Contemplative Studies in Higher Education: Balancing Old and New Transformational Technologies
As technology inundates and transforms high education, students and faculty are able to do things not previously imagined, such as dissect a “digital cadaver” to learn anatomy and gather in an online-only classroom to have group discussions on the literary themes of Jane Austin’s work.
However, as technology continues to advance at rapid speed, new phenomena, including information overload and technology-related mental stress, threaten to dampen the tremendous benefits the digital revolution holds for academia.
Researchers at the University of Missouri are exploring how ancient methods of deep contemplation could help technology users stay mentally and emotionally engaged with each other and their fields of study.
These “contemplative technologies” – including meditation, breath awareness and contemplative breathing wouldn’t be a substitute for using the technological innovations in educations, says psychology professor Kennon Sheldon. Instead, they are more valuable tools to use alongside emerging technology, and to even help negative some its negative consequences.

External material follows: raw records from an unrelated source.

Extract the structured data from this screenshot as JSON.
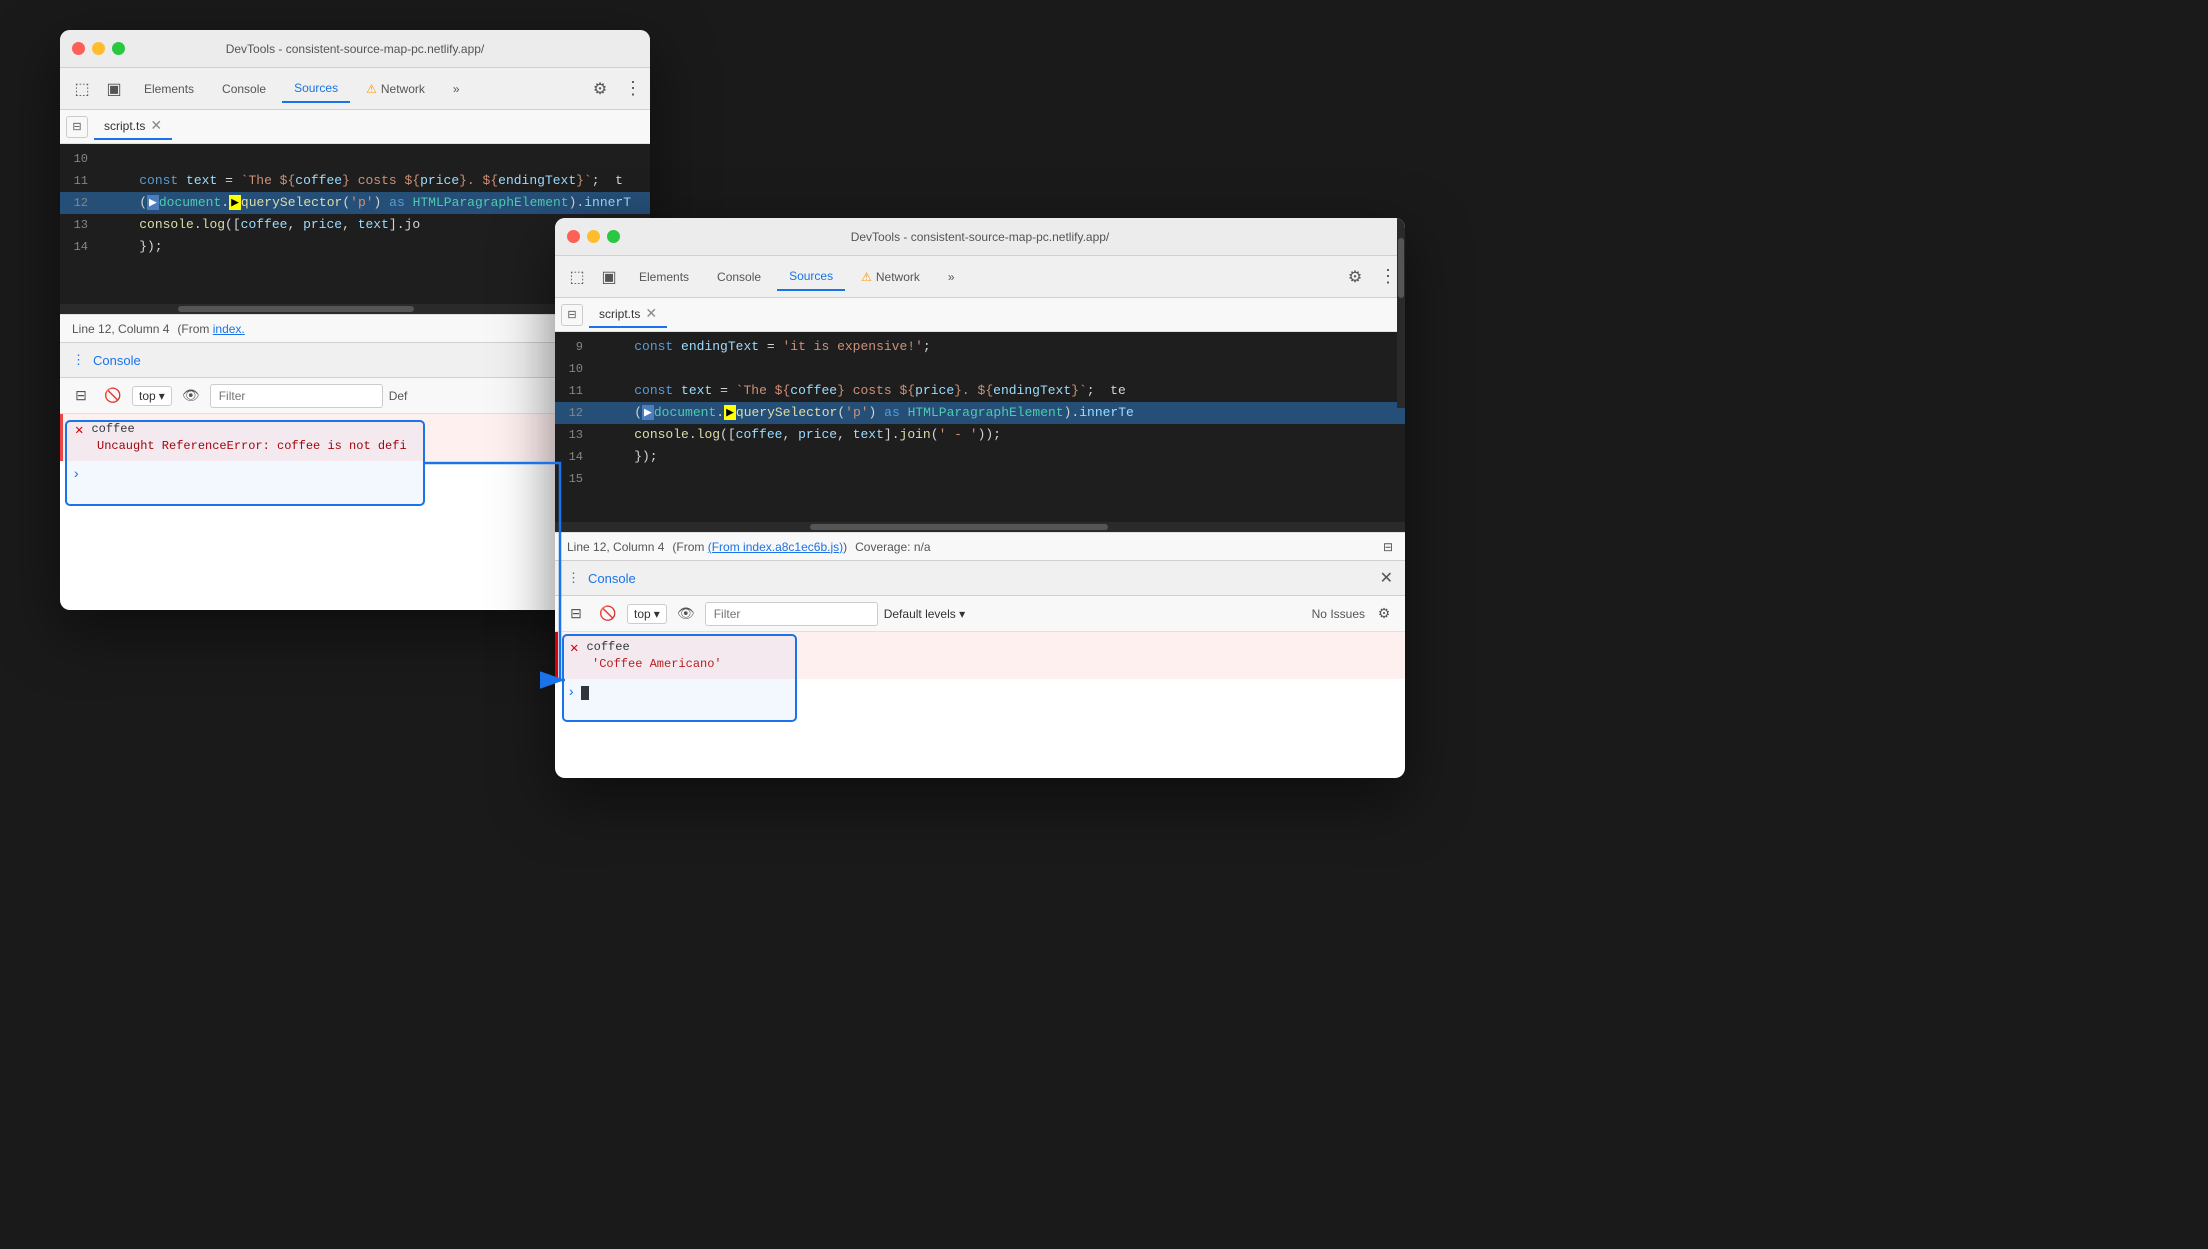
{
  "window_back": {
    "title": "DevTools - consistent-source-map-pc.netlify.app/",
    "tabs": [
      "Elements",
      "Console",
      "Sources",
      "Network"
    ],
    "active_tab": "Sources",
    "file_tab": "script.ts",
    "code_lines": [
      {
        "num": 10,
        "content": "",
        "active": false
      },
      {
        "num": 11,
        "content": "    const text = `The ${coffee} costs ${price}. ${endingText}`;  t",
        "active": false
      },
      {
        "num": 12,
        "content": "    (▶document.▶querySelector('p') as HTMLParagraphElement).innerT",
        "active": true
      },
      {
        "num": 13,
        "content": "    console.log([coffee, price, text].jo",
        "active": false
      },
      {
        "num": 14,
        "content": "    });",
        "active": false
      }
    ],
    "status_line": "Line 12, Column 4",
    "status_from": "(From index.",
    "console_label": "Console",
    "console_toolbar": {
      "top_label": "top",
      "filter_placeholder": "Filter",
      "default_label": "Def"
    },
    "error": {
      "variable": "coffee",
      "message": "Uncaught ReferenceError: coffee is not defi"
    }
  },
  "window_front": {
    "title": "DevTools - consistent-source-map-pc.netlify.app/",
    "tabs": [
      "Elements",
      "Console",
      "Sources",
      "Network"
    ],
    "active_tab": "Sources",
    "file_tab": "script.ts",
    "code_lines": [
      {
        "num": 9,
        "content": "    const endingText = 'it is expensive!';",
        "active": false
      },
      {
        "num": 10,
        "content": "",
        "active": false
      },
      {
        "num": 11,
        "content": "    const text = `The ${coffee} costs ${price}. ${endingText}`;  te",
        "active": false
      },
      {
        "num": 12,
        "content": "    (▶document.▶querySelector('p') as HTMLParagraphElement).innerTe",
        "active": true
      },
      {
        "num": 13,
        "content": "    console.log([coffee, price, text].join(' - '));",
        "active": false
      },
      {
        "num": 14,
        "content": "    });",
        "active": false
      },
      {
        "num": 15,
        "content": "",
        "active": false
      }
    ],
    "status_line": "Line 12, Column 4",
    "status_from": "(From index.a8c1ec6b.js)",
    "status_coverage": "Coverage: n/a",
    "console_label": "Console",
    "console_toolbar": {
      "top_label": "top",
      "filter_placeholder": "Filter",
      "default_levels": "Default levels",
      "no_issues": "No Issues"
    },
    "error": {
      "variable": "coffee",
      "value": "'Coffee Americano'"
    }
  },
  "icons": {
    "close": "✕",
    "warning": "⚠",
    "gear": "⚙",
    "three_dots": "⋮",
    "chevron_down": "▾",
    "eye": "👁",
    "block": "🚫",
    "expand_sidebar": "⊞",
    "sidebar": "⊟",
    "more": "»",
    "prompt": ">"
  }
}
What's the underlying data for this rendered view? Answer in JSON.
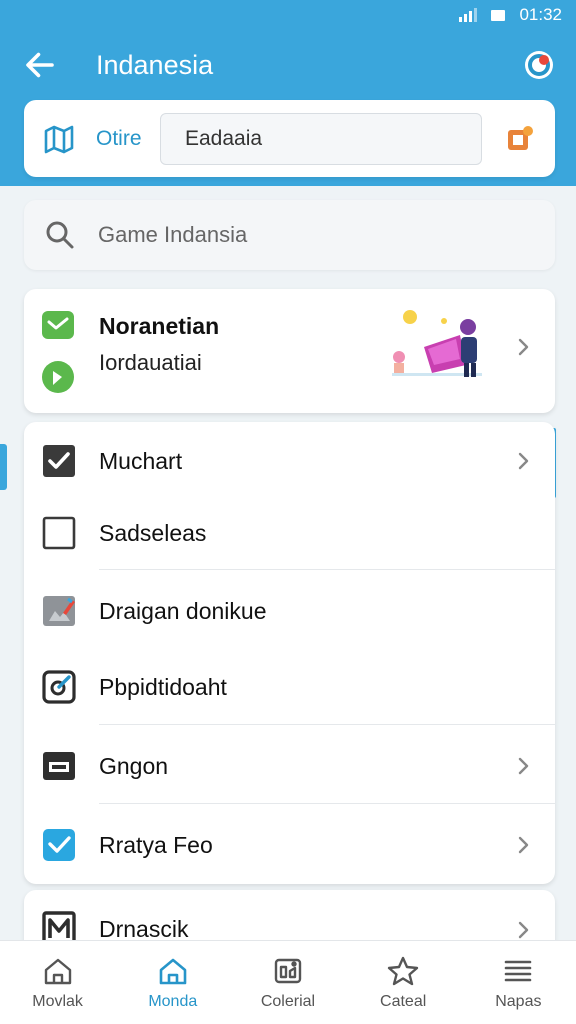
{
  "status_bar": {
    "time": "01:32"
  },
  "app_bar": {
    "title": "Indanesia"
  },
  "top_card": {
    "label": "Otire",
    "input_value": "Eadaaia"
  },
  "search": {
    "text": "Game Indansia"
  },
  "feature_card": {
    "title": "Noranetian",
    "subtitle": "Iordauatiai"
  },
  "list": {
    "items": [
      {
        "label": "Muchart",
        "icon": "checkbox-checked-icon",
        "chevron": true
      },
      {
        "label": "Sadseleas",
        "icon": "checkbox-empty-icon",
        "chevron": false
      },
      {
        "label": "Draigan donikue",
        "icon": "edit-image-icon",
        "chevron": false
      },
      {
        "label": "Pbpidtidoaht",
        "icon": "edit-square-icon",
        "chevron": false
      },
      {
        "label": "Gngon",
        "icon": "window-icon",
        "chevron": true
      },
      {
        "label": "Rratya Feo",
        "icon": "check-badge-icon",
        "chevron": true
      }
    ],
    "last_item": {
      "label": "Drnascik",
      "icon": "m-letter-icon",
      "chevron": true
    }
  },
  "bottom_nav": {
    "items": [
      {
        "label": "Movlak",
        "icon": "home-icon",
        "active": false
      },
      {
        "label": "Monda",
        "icon": "home-icon",
        "active": true
      },
      {
        "label": "Colerial",
        "icon": "photo-card-icon",
        "active": false
      },
      {
        "label": "Cateal",
        "icon": "star-icon",
        "active": false
      },
      {
        "label": "Napas",
        "icon": "menu-icon",
        "active": false
      }
    ]
  },
  "colors": {
    "accent": "#3aa6dc",
    "accent_dark": "#2795c9",
    "background": "#eef3f6"
  }
}
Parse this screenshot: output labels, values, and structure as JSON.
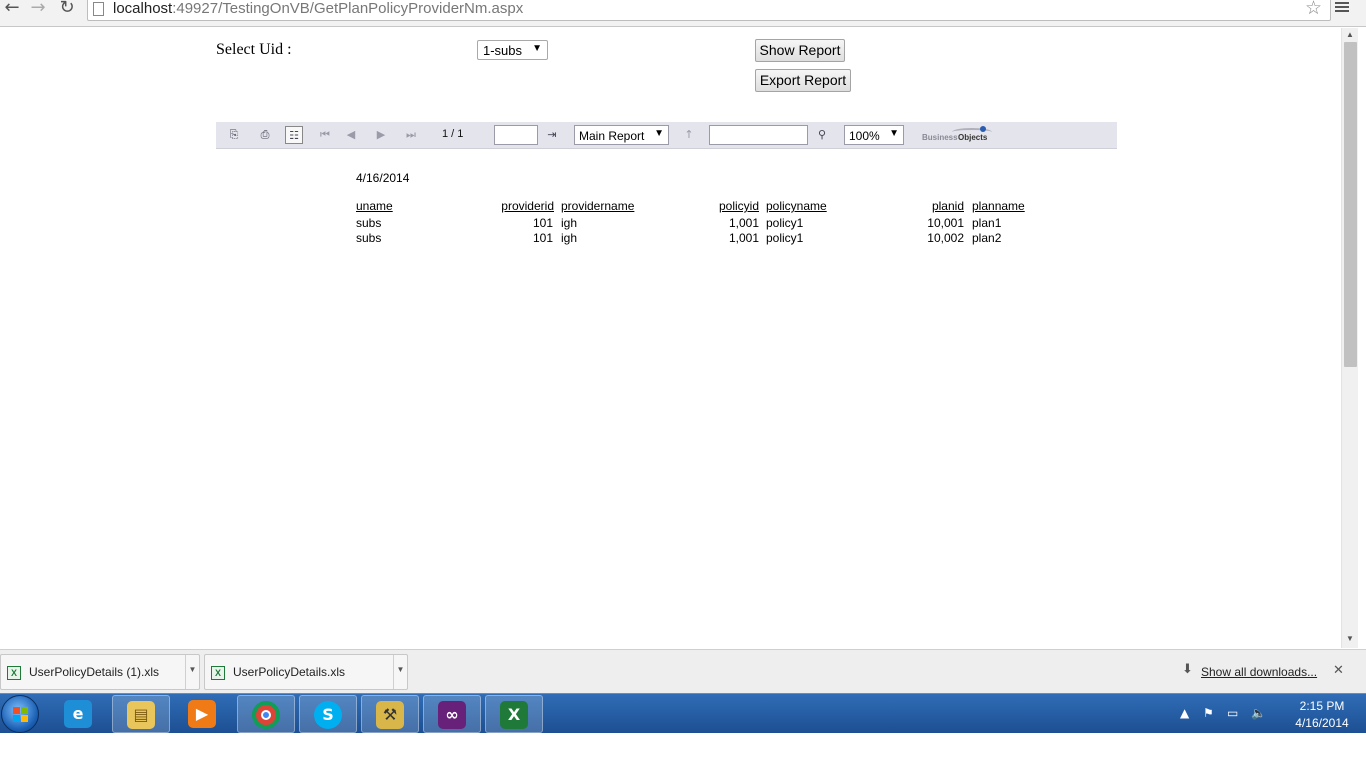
{
  "browser": {
    "url_host": "localhost",
    "url_rest": ":49927/TestingOnVB/GetPlanPolicyProviderNm.aspx"
  },
  "form": {
    "uid_label": "Select Uid :",
    "uid_selected": "1-subs",
    "show_report_label": "Show Report",
    "export_report_label": "Export Report"
  },
  "viewer": {
    "page_count": "1 / 1",
    "report_selected": "Main Report",
    "zoom_selected": "100%",
    "logo_word1": "Business",
    "logo_word2": "Objects"
  },
  "report": {
    "date": "4/16/2014",
    "columns": {
      "uname": "uname",
      "providerid": "providerid",
      "providername": "providername",
      "policyid": "policyid",
      "policyname": "policyname",
      "planid": "planid",
      "planname": "planname"
    },
    "rows": [
      {
        "uname": "subs",
        "providerid": "101",
        "providername": "igh",
        "policyid": "1,001",
        "policyname": "policy1",
        "planid": "10,001",
        "planname": "plan1"
      },
      {
        "uname": "subs",
        "providerid": "101",
        "providername": "igh",
        "policyid": "1,001",
        "policyname": "policy1",
        "planid": "10,002",
        "planname": "plan2"
      }
    ]
  },
  "downloads": {
    "items": [
      {
        "name": "UserPolicyDetails (1).xls"
      },
      {
        "name": "UserPolicyDetails.xls"
      }
    ],
    "show_all": "Show all downloads..."
  },
  "taskbar": {
    "time": "2:15 PM",
    "date": "4/16/2014"
  }
}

“Contemplative practices are ancient transformational technologies that can bring balance to contemporary lives and education that are increasingly dependent on new ones,” says Sheldon. “In other words, these practices bring essential health and cognitive benefits that complement and help to manage the use of new digital technologies.”
To help researchers delve deeper into the possible benefits and applications of contemplative studies, Mizzou Advantage awarded Sheldon and his interdisciplinary team of researchers a grant to start new projects and grow connections with outside resources in the field.
Three visitors came to MU in spring 2011:
Kirk Warren Brown, psychology professor at Virginia Commonwealth University, who presented The Mindful Regulation of Emotion
Gregory Kramer, who spoke on interpersonal mindfulness for higher educational professionals and
David Levy, professor in the University of Washington’s Information School, who presented Always On? Exploring Student Attitudes Towards Information Technology